(Items from an interface collection)
§ §

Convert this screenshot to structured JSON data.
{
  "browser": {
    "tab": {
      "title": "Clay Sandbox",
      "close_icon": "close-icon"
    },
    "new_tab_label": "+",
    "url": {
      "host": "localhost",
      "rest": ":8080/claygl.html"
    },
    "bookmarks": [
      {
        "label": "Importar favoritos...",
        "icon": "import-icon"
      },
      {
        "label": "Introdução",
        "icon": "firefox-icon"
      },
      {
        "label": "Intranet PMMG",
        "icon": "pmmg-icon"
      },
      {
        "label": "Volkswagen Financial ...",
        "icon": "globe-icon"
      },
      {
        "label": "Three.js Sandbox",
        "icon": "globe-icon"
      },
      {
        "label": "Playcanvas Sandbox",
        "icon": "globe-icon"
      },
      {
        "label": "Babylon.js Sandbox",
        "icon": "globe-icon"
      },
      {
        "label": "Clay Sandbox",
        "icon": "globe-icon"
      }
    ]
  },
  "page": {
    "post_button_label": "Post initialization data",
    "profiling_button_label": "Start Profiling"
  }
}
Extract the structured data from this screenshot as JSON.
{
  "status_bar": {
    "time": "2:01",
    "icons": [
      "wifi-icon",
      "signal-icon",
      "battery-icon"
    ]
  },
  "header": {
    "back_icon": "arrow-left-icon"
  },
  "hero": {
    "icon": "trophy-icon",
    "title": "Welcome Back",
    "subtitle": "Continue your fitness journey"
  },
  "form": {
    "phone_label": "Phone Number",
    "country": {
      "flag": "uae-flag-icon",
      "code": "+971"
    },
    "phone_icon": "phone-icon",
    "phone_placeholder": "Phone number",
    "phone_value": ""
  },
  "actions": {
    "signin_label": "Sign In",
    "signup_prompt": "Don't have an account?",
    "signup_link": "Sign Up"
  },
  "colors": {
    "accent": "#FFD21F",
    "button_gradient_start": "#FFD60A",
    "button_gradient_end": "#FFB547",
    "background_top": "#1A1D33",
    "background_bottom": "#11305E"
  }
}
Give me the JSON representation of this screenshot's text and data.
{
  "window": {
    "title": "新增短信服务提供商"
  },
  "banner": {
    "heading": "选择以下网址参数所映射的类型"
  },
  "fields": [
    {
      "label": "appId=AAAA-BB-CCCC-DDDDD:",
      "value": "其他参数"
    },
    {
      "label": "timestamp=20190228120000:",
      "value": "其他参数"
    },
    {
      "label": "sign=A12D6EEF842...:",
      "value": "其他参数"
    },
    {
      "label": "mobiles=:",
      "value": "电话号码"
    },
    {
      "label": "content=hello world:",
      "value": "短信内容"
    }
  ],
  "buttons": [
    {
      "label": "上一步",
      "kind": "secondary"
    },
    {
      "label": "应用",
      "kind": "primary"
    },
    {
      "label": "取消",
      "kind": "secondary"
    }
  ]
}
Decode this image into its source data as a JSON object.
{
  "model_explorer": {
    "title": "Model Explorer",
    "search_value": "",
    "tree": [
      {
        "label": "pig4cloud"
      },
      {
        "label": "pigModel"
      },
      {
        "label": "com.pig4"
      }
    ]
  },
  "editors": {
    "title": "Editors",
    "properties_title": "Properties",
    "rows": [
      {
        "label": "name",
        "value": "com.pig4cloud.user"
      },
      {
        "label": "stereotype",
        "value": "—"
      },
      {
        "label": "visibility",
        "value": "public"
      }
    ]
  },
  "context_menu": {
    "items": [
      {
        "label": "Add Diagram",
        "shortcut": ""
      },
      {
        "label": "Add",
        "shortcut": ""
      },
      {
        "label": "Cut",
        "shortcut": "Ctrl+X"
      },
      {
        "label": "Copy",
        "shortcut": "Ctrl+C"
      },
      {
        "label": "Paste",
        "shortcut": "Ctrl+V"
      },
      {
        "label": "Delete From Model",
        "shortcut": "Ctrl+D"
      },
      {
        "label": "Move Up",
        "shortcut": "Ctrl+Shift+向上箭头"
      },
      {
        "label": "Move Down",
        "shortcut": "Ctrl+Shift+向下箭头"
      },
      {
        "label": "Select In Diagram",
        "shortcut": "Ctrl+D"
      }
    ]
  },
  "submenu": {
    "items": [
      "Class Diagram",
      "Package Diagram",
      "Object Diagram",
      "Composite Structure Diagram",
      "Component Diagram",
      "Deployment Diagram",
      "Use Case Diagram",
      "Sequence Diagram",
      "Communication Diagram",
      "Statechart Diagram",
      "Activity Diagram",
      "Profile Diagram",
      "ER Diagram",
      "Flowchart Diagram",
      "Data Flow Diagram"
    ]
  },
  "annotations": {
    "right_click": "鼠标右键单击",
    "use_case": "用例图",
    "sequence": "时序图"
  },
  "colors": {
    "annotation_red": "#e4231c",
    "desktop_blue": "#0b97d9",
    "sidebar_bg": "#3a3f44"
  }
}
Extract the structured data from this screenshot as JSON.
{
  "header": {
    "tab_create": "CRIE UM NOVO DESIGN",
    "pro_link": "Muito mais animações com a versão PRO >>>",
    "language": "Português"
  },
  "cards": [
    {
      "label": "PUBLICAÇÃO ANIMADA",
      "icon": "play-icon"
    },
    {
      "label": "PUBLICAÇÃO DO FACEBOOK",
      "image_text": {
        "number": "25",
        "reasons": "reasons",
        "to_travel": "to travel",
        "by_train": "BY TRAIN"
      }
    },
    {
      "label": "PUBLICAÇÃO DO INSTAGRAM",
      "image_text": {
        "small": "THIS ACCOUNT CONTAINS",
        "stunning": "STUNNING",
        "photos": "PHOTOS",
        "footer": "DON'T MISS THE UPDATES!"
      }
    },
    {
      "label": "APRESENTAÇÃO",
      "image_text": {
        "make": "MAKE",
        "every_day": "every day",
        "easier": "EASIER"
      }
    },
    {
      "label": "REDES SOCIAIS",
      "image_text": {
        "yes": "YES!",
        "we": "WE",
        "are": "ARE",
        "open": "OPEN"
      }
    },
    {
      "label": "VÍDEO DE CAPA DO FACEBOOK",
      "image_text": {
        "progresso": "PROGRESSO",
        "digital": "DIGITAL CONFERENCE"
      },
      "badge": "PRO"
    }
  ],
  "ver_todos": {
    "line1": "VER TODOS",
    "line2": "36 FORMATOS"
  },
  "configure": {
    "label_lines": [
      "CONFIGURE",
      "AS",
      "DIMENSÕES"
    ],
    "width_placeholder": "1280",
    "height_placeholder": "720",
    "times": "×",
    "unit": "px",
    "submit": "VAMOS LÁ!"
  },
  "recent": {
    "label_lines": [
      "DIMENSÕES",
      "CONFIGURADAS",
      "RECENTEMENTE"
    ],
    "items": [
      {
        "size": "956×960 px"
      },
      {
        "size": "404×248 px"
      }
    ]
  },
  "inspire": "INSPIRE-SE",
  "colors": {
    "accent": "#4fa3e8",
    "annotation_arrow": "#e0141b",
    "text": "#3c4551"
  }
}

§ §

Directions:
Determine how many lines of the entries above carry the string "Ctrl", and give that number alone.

Result for this exercise:
7